Global Chief Investment Officer
Follow Jeremy Schwartz

Jeremy Schwartz has served as our Global Chief Investment Officer since November 2021 and leads WisdomTree’s investment strategy team in the construction of WisdomTree’s equity Indexes, quantitative active strategies and multi-asset Model Portfolios.
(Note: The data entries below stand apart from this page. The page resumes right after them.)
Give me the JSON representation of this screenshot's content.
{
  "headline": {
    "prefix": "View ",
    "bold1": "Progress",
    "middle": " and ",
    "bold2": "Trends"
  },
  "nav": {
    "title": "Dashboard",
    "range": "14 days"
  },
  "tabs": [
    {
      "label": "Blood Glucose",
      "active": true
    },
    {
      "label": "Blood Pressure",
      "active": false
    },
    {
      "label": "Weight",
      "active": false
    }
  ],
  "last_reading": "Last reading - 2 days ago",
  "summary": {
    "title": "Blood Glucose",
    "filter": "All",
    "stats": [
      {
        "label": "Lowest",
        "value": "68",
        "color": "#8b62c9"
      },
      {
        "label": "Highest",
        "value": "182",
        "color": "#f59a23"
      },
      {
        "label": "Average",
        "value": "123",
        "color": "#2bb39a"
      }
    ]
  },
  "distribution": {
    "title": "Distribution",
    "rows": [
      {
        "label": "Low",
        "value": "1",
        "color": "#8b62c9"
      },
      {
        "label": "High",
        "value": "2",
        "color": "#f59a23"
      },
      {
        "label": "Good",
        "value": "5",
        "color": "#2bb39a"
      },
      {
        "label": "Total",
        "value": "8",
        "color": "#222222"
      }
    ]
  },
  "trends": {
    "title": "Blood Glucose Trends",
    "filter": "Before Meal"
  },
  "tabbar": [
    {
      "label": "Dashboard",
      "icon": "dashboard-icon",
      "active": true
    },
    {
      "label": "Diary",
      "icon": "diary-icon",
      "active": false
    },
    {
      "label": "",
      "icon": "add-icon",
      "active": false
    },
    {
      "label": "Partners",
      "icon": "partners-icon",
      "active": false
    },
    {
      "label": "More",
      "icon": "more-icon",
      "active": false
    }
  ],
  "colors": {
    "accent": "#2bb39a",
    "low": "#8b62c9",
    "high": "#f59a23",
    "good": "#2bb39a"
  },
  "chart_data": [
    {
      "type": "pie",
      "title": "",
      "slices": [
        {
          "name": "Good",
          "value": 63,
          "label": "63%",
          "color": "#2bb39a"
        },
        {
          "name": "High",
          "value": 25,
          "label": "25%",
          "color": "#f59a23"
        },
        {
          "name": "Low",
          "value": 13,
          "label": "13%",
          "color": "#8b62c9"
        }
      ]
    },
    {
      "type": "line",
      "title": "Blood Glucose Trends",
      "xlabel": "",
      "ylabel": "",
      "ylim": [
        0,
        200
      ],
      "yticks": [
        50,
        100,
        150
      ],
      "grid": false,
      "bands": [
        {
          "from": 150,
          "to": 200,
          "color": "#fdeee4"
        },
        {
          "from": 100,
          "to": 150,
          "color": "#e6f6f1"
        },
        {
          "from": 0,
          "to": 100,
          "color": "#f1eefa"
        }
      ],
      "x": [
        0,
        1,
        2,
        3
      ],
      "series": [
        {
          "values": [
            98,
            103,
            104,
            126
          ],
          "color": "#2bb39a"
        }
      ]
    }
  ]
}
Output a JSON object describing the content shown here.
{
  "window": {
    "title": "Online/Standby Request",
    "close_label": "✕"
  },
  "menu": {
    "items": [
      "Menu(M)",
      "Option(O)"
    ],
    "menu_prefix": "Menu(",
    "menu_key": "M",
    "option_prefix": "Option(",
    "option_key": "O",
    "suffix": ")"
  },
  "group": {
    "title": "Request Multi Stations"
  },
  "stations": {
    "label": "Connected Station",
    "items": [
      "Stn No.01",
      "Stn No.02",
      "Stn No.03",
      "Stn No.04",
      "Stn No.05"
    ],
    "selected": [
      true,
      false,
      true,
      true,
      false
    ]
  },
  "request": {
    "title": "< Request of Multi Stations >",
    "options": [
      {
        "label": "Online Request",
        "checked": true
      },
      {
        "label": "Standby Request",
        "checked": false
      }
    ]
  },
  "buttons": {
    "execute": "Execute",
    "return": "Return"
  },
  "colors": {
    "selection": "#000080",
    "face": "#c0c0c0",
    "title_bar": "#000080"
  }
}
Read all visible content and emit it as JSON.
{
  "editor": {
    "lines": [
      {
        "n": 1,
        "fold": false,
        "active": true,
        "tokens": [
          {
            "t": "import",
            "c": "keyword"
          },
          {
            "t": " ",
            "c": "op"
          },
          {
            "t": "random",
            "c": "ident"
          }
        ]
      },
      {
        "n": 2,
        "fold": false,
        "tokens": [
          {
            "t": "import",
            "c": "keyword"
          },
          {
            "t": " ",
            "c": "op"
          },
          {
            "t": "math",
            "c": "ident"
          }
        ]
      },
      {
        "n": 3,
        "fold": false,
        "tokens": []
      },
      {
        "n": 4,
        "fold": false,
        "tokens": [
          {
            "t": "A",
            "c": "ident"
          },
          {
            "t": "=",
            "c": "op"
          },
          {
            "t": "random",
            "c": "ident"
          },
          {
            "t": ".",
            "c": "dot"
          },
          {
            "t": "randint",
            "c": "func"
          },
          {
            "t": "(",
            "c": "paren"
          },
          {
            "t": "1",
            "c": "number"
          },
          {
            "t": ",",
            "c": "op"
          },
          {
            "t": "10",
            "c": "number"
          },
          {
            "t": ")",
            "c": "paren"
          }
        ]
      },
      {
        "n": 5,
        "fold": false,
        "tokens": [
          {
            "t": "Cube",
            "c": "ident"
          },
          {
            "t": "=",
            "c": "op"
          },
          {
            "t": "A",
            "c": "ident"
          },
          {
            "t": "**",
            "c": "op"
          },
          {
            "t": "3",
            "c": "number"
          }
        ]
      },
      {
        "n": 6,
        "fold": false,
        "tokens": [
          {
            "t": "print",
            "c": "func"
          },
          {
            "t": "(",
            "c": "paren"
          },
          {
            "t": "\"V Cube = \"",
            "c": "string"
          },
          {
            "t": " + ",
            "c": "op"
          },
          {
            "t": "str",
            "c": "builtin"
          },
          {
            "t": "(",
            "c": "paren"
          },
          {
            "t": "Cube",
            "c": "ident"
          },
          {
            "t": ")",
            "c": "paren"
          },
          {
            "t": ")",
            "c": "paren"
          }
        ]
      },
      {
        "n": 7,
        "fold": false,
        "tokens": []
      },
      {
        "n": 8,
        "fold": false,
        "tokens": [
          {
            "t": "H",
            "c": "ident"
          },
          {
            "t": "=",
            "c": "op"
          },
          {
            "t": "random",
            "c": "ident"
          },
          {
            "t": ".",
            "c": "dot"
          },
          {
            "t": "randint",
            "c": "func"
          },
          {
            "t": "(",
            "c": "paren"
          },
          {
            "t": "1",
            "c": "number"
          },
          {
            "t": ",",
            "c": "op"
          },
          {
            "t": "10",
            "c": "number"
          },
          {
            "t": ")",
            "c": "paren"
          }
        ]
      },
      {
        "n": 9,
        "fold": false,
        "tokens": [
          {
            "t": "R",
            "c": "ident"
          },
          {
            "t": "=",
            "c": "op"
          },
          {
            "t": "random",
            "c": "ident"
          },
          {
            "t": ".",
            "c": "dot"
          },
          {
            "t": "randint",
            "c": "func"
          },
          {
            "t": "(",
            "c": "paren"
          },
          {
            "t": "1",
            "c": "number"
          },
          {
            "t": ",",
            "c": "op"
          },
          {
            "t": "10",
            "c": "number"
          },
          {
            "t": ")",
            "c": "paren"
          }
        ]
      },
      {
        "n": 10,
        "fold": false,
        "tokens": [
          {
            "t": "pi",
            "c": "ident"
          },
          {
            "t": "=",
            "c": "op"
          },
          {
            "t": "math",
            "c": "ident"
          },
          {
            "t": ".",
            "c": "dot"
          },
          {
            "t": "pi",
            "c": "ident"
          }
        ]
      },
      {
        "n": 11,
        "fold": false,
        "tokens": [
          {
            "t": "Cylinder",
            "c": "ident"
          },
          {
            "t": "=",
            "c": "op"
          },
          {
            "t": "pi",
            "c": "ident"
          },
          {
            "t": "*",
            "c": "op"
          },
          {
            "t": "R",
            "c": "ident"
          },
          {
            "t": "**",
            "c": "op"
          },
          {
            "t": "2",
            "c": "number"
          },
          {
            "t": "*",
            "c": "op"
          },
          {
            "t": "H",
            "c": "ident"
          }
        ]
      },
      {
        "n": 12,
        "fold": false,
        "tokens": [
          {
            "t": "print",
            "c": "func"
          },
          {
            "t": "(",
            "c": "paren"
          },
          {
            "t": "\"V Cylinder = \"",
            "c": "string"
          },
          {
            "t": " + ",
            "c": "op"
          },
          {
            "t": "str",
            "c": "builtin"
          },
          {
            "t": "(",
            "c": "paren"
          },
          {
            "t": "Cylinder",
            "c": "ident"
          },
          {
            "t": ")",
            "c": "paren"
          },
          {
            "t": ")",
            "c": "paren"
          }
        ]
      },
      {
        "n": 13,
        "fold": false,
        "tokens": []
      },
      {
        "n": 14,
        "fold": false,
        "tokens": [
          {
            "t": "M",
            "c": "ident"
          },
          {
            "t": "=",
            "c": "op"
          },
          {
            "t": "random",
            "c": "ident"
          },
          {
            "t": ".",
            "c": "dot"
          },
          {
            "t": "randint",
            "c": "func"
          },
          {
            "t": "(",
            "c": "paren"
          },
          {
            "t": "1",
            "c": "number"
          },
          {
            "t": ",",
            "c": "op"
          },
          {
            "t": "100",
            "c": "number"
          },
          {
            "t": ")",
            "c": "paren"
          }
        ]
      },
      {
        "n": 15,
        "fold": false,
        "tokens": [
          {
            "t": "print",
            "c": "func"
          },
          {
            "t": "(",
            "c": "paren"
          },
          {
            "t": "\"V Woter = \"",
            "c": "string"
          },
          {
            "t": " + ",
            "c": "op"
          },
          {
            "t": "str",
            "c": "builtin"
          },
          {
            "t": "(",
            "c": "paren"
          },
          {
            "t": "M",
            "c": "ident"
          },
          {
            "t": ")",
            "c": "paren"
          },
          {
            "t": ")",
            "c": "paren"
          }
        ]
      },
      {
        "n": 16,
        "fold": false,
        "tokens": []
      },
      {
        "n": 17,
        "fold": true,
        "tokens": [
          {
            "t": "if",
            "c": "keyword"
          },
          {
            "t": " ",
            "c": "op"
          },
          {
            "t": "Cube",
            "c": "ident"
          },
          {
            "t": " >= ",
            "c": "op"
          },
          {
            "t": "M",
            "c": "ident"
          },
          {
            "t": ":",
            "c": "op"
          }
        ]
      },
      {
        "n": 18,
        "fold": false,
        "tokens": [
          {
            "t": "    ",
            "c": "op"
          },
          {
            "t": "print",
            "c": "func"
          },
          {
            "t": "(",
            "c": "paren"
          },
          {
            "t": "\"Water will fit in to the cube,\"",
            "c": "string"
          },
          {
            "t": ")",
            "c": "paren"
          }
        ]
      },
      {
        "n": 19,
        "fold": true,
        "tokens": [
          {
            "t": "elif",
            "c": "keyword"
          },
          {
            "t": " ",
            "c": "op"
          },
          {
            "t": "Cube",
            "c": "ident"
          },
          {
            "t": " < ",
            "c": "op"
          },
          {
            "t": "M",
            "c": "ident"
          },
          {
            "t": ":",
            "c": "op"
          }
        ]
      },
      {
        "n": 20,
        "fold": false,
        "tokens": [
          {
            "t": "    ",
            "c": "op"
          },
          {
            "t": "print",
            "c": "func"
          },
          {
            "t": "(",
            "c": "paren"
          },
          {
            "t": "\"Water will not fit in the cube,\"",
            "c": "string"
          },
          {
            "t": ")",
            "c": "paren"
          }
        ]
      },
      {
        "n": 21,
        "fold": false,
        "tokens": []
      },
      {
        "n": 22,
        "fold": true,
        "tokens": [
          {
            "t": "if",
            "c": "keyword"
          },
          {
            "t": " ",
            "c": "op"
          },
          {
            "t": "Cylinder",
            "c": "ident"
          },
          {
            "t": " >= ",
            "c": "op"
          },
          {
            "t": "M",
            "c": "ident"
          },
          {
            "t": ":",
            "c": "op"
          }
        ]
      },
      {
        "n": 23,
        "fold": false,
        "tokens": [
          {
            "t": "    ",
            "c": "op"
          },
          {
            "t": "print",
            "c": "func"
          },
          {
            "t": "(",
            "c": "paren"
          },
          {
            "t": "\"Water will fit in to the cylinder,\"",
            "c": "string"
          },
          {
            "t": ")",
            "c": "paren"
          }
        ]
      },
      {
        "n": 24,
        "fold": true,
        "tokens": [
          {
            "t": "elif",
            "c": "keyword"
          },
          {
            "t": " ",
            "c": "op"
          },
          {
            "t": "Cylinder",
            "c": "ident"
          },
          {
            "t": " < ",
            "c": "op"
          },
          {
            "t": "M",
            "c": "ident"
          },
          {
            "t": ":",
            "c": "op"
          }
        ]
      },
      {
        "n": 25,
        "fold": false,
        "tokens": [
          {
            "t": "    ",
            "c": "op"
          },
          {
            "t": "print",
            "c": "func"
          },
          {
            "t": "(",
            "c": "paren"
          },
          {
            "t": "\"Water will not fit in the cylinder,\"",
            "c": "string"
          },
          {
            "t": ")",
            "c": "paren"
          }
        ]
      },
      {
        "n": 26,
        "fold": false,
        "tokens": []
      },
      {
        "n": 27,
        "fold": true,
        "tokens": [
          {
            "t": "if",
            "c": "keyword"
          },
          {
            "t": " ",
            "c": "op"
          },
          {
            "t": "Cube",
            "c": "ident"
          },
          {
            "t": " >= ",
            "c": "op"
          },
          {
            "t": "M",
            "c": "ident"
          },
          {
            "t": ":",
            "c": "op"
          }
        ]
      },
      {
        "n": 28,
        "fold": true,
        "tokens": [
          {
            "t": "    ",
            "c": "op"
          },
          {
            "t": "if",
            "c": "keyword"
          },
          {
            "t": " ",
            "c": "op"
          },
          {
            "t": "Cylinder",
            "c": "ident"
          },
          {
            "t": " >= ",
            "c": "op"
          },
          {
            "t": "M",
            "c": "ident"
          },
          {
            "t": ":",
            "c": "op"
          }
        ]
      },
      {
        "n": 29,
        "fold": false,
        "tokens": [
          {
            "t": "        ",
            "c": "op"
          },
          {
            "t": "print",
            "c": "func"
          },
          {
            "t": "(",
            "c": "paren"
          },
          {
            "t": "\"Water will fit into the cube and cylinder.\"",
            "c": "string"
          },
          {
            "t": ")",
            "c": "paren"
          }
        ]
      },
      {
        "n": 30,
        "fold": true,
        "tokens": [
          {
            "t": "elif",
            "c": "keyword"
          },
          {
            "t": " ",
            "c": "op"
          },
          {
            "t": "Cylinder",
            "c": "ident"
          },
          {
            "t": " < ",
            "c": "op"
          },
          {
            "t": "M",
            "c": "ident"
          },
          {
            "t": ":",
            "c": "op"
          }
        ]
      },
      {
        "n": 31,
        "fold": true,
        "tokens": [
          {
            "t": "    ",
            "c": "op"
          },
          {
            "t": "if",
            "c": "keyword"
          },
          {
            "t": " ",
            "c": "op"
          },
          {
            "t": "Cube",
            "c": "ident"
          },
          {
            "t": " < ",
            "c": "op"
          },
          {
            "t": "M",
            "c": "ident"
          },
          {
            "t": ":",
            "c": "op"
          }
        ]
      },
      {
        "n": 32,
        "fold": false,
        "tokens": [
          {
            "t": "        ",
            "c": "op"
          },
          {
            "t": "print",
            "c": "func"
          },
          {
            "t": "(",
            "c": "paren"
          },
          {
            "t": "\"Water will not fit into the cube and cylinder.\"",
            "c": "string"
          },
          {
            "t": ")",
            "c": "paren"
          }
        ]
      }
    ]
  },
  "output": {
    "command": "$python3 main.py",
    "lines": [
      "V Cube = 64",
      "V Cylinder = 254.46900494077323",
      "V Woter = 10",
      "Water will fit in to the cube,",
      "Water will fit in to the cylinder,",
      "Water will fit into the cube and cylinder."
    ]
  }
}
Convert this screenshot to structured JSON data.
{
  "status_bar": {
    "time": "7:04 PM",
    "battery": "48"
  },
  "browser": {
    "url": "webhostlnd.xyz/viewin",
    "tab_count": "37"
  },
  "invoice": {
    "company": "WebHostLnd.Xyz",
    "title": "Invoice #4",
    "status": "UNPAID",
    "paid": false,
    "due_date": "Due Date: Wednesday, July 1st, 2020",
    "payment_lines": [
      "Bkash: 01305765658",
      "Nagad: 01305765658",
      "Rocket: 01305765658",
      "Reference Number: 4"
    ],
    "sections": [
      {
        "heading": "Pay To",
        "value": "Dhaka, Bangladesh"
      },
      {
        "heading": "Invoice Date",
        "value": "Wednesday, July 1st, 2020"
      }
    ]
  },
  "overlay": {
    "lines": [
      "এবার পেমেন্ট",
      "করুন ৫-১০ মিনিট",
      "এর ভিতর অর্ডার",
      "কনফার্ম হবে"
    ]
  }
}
Jeremy joined WisdomTree in May 2005 as a Senior Analyst, adding Deputy Director of Research to his responsibilities in February 2007. He served as Director of Research from October 2008 to October 2018 and as Global Head of Research from November 2018 to November 2021. Before joining WisdomTree, he was a head research assistant for Professor Jeremy Siegel and, in 2022, became his co-author on the sixth edition of the book Stocks for the Long Run. Jeremy is also co-author of the Financial Analysts Journal paper “What Happened to the Original Stocks in the S&P 500?” He received his B.S. in economics from The Wharton School of the University of Pennsylvania and hosts the Wharton Business Radio program Behind the Markets on SiriusXM 132. Jeremy is a member of the CFA Society of Philadelphia.